“They’re not rug burns,” Maggiano said.

Maggiano said the incident was emblematic of a “corporate culture that puts corporate profits over over patron safety, resulting in inept security guard hiring and training practices.”

Maggiano is also representing Andrea Binns, a 17-year-old woman who was visiting Harrah’s on Aug. 9, 2012 with her family when her father went to complain that their room keys wouldn’t open the door to their suite. Surveillance cameras were rolling when security jumped her father, John Binns, and later when guards pursued Andrea and her mother, Renee down a corridor and attacked the two women.

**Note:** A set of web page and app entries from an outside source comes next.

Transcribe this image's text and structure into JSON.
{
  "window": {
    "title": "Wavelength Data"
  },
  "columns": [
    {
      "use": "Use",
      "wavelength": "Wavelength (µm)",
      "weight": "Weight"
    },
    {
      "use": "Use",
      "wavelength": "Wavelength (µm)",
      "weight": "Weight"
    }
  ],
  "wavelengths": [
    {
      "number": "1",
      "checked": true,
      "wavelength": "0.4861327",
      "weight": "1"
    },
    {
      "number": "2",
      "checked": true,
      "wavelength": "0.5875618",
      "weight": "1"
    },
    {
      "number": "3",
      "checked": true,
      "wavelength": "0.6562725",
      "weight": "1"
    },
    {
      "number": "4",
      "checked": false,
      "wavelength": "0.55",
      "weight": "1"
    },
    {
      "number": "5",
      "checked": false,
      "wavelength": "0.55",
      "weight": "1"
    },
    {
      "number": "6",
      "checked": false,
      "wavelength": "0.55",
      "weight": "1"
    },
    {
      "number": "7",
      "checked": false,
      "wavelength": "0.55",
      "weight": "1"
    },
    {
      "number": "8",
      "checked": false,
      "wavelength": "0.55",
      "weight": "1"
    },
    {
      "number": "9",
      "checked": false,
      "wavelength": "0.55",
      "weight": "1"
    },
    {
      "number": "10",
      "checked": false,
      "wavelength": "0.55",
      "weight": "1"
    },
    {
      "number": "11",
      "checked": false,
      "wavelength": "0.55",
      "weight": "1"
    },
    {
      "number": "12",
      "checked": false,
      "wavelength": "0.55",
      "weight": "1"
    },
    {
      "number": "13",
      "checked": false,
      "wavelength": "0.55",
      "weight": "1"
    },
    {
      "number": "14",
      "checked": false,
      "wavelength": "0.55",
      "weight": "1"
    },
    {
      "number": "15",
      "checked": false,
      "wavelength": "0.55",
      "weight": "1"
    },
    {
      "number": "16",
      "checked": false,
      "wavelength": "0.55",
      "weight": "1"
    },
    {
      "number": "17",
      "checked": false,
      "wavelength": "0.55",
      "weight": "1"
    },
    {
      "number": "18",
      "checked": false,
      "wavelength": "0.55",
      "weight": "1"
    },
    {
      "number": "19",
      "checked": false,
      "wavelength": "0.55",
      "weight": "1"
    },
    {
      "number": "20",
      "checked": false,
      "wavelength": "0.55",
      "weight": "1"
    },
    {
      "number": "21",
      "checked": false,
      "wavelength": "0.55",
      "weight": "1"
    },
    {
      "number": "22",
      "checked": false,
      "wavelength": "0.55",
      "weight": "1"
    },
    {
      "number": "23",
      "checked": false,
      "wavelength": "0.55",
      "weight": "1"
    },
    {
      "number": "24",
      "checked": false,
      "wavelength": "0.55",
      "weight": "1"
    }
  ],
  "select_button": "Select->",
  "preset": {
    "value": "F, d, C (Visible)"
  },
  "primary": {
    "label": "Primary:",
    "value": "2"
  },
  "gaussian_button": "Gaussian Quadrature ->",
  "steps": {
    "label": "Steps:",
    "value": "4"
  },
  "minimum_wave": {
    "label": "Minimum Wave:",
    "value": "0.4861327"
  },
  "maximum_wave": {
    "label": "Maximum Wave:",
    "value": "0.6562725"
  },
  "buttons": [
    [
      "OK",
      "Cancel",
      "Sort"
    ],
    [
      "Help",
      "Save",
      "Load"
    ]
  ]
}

Late last month, two cabbies filed similar suits, though through a different attorney, Jude Nelson of Atlantic City.

Jean Smith, a soft-spoken taxi driver who also founded the Haitian Community Baptist Church in Egg Harbor, said he was waiting for a fare on Jan. 10, 2011 when Harrah’s guards attacked him under the casino’s porte cochere.

It began as a customer began to get into Smith’s cab. A Harrah’s valet accused Smith of cutting the line of taxis. (Smith disputes that accusation and said his cab can be seen in Harrah’s security videos waiting for more than an hour, adhering to the rules).

Smith said he tried to reason with the valet.

“I tried to say to him, ‘What happened? You call me and I come to pick up!’,” Smith said. “He didn’t give me an answer.”

Without warning, a guard pushed Smith up against his cab, he said. A swarm of more security guards arrived.

“They threw me to the ground and beat me up,” Smith said.

Casino surveillance cameras captured the entire incident.

“I was humiliated,” Smith said.

As Smith lay on the driveway being beaten by guards, another cab driver, Jean Eugene, pulled up and asked why his friend Smith was being hurt.

Eugene made the mistake of getting out of his cab. More guards arrived and wrestled Eugene to the ground, pummeling him in a similar manner.

“They didn’t say anything, they just attacked him, too,” Smith said.

The guards cuffed the two cabbies and led them to the holding area. There, they waited for police to arrive and escort them to the local hospital.

Due to his injuries to his back and shoulder, Smith said he was unable to drive for three months and temporarily lost his taxi.

Back behind the wheel, he dreads returning to Harrah’s. But sometimes, he has no choice.

“If I have a customer who wants to go there, I have to drop them off there,” Smith said. “Every time I get there I feel like something, I feel a lot scared. I remember what happened to me and I feel very very scared.”


Contact Sam Wood at swood@philly.com